> **Dataset**
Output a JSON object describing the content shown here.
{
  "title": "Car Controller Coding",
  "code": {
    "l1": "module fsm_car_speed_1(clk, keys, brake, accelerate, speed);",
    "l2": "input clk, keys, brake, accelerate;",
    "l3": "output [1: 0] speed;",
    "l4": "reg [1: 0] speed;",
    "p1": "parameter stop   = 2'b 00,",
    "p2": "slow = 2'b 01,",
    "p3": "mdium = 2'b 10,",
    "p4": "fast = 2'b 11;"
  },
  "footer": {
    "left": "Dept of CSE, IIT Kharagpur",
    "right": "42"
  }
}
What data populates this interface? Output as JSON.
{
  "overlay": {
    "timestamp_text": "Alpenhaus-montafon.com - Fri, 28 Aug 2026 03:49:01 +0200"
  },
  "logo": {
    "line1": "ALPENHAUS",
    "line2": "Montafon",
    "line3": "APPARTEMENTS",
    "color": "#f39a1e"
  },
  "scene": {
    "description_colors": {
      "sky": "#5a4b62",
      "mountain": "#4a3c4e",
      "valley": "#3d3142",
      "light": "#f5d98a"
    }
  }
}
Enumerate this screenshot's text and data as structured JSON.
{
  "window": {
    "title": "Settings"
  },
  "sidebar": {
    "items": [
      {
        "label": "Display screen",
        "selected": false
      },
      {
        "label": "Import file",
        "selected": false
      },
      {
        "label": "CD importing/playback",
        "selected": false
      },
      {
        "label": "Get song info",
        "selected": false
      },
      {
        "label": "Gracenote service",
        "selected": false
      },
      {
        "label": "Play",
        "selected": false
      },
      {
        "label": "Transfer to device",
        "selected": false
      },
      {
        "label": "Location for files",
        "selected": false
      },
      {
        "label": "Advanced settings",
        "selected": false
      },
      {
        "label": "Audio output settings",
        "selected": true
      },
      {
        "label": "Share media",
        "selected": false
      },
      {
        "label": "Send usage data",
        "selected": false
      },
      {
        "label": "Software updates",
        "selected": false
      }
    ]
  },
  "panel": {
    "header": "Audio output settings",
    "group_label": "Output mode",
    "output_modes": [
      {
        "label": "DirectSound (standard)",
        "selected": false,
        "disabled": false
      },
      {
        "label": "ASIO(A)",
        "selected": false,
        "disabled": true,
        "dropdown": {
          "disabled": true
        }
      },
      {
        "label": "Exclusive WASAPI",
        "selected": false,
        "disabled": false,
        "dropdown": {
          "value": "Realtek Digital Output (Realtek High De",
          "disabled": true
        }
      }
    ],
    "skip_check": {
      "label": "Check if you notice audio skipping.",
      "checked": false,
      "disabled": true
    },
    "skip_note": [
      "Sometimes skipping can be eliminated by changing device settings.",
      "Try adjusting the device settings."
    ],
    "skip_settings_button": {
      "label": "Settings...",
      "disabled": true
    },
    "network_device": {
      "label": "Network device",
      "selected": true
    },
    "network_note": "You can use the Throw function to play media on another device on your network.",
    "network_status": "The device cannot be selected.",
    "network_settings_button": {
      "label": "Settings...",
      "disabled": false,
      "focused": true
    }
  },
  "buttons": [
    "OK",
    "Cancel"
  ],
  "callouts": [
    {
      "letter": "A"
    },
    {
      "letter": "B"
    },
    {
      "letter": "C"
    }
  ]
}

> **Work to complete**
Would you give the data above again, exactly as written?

> **Problem solution**
Output a JSON object describing the content shown here.
{
  "title": "Car Controller Coding",
  "code": {
    "l1": "module fsm_car_speed_1(clk, keys, brake, accelerate, speed);",
    "l2": "input clk, keys, brake, accelerate;",
    "l3": "output [1: 0] speed;",
    "l4": "reg [1: 0] speed;",
    "p1": "parameter stop   = 2'b 00,",
    "p2": "slow = 2'b 01,",
    "p3": "mdium = 2'b 10,",
    "p4": "fast = 2'b 11;"
  },
  "footer": {
    "left": "Dept of CSE, IIT Kharagpur",
    "right": "42"
  }
}
What data populates this interface? Output as JSON.
{
  "overlay": {
    "timestamp_text": "Alpenhaus-montafon.com - Fri, 28 Aug 2026 03:49:01 +0200"
  },
  "logo": {
    "line1": "ALPENHAUS",
    "line2": "Montafon",
    "line3": "APPARTEMENTS",
    "color": "#f39a1e"
  },
  "scene": {
    "description_colors": {
      "sky": "#5a4b62",
      "mountain": "#4a3c4e",
      "valley": "#3d3142",
      "light": "#f5d98a"
    }
  }
}
Enumerate this screenshot's text and data as structured JSON.
{
  "window": {
    "title": "Settings"
  },
  "sidebar": {
    "items": [
      {
        "label": "Display screen",
        "selected": false
      },
      {
        "label": "Import file",
        "selected": false
      },
      {
        "label": "CD importing/playback",
        "selected": false
      },
      {
        "label": "Get song info",
        "selected": false
      },
      {
        "label": "Gracenote service",
        "selected": false
      },
      {
        "label": "Play",
        "selected": false
      },
      {
        "label": "Transfer to device",
        "selected": false
      },
      {
        "label": "Location for files",
        "selected": false
      },
      {
        "label": "Advanced settings",
        "selected": false
      },
      {
        "label": "Audio output settings",
        "selected": true
      },
      {
        "label": "Share media",
        "selected": false
      },
      {
        "label": "Send usage data",
        "selected": false
      },
      {
        "label": "Software updates",
        "selected": false
      }
    ]
  },
  "panel": {
    "header": "Audio output settings",
    "group_label": "Output mode",
    "output_modes": [
      {
        "label": "DirectSound (standard)",
        "selected": false,
        "disabled": false
      },
      {
        "label": "ASIO(A)",
        "selected": false,
        "disabled": true,
        "dropdown": {
          "disabled": true
        }
      },
      {
        "label": "Exclusive WASAPI",
        "selected": false,
        "disabled": false,
        "dropdown": {
          "value": "Realtek Digital Output (Realtek High De",
          "disabled": true
        }
      }
    ],
    "skip_check": {
      "label": "Check if you notice audio skipping.",
      "checked": false,
      "disabled": true
    },
    "skip_note": [
      "Sometimes skipping can be eliminated by changing device settings.",
      "Try adjusting the device settings."
    ],
    "skip_settings_button": {
      "label": "Settings...",
      "disabled": true
    },
    "network_device": {
      "label": "Network device",
      "selected": true
    },
    "network_note": "You can use the Throw function to play media on another device on your network.",
    "network_status": "The device cannot be selected.",
    "network_settings_button": {
      "label": "Settings...",
      "disabled": false,
      "focused": true
    }
  },
  "buttons": [
    "OK",
    "Cancel"
  ],
  "callouts": [
    {
      "letter": "A"
    },
    {
      "letter": "B"
    },
    {
      "letter": "C"
    }
  ]
}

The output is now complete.